וַיַסֵב אֱלֹהִים אֶת־הָעָם
So God led the people around
The Midrash (Shemos Rabbah) makes the following statement based on the word וַיַסֵב: “So God led the people around”: from this phrase our Rabbis teach that even a poor person in Israel must not eat (at the Pesach Seder) until he reclines (שׁיסב), for this is what the Holy One Blessed Be He did to them, as it says וַיַסֵב אֱלֹהִים. What relationship is there between the God causing the Israelites to circle in the desert and the mitzvah to recline at the Seder?
The mitzvah of reclining is due to the obligation to reenact the Exodus from Egypt – through reclining one demonstrates his freedom. While it is obviously difficult for a poor person to perform such a reenactment, he must feel that he is free despite the fact that he is dependent on others.

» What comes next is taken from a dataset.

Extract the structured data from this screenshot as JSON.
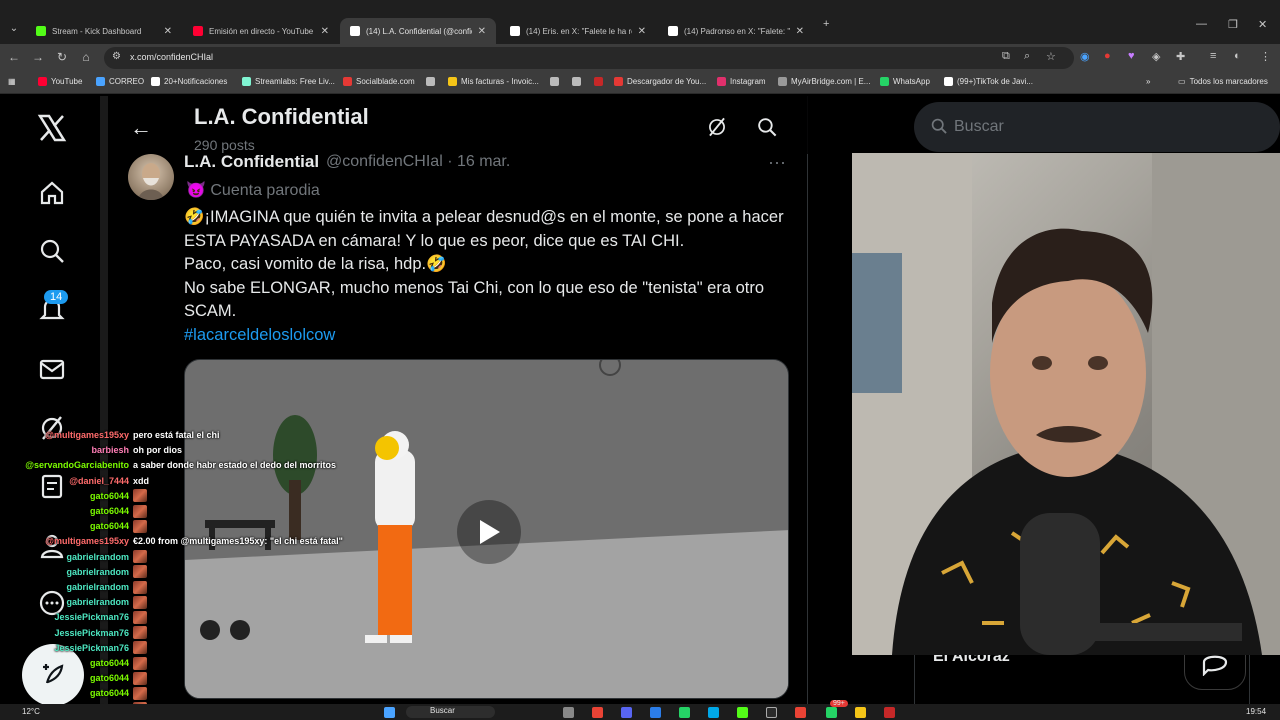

The seventh day of Pesach, the anniversary of the splitting of the Red Sea, is the culmination of the holiday. Yet it was forty long years after this miraculous event before the nation entered the land of Israel, and indeed, complete redemption still has not taken place. This is the fate of the Jew: God leads His people via a roundabout route. Throughout our historical path, we have demonstrated great faith and trust, as we await for fulfillment of His promise: and even though he may tarry, we still wait for [the Messiah’s] arrival. The Jews suffered oppression and expulsion through many eras in the history of our people, yet we recline on the Seder night, fulfilling the imperative of reenacting our redemption. Although we may experience poverty or other hardships, although God still leads His people in a roundabout manner, the promise of redemption remains, and we must strengthen ourselves with the trust that the promise will be realized. (Moadei Harav, pp. 153-154)
Deviations from the straight course characterize the strange movement of Jewish history; the longest, not the shortest route, seems to be our destiny. Another is the contradictory, zig-zagging pattern of our historical past, seeming to violate the geometric rule that “the shortest distance between two points is a straight line.” At times, we seem to be approaching our destiny, slowly but surely; suddenly we are deflected, thrust aside or forced to move in the opposite direction. Positions previously achieved are abandoned and the accomplishments of entire generations are wiped away. Whole settlements, yishuvim, are annihilated and we find ourselves starting anew. Just as surely, ge’ulah once again starts beckoning, inspiring new hopes and movements. This process of historical detours is unlike the history of other nations, which seem, more or less, to be moving in a straight course—from the inception of nationhood to eminence, upon occasion, and to subsequent decline. (Reflections 1:109-110) (see commentary on v. 21:43)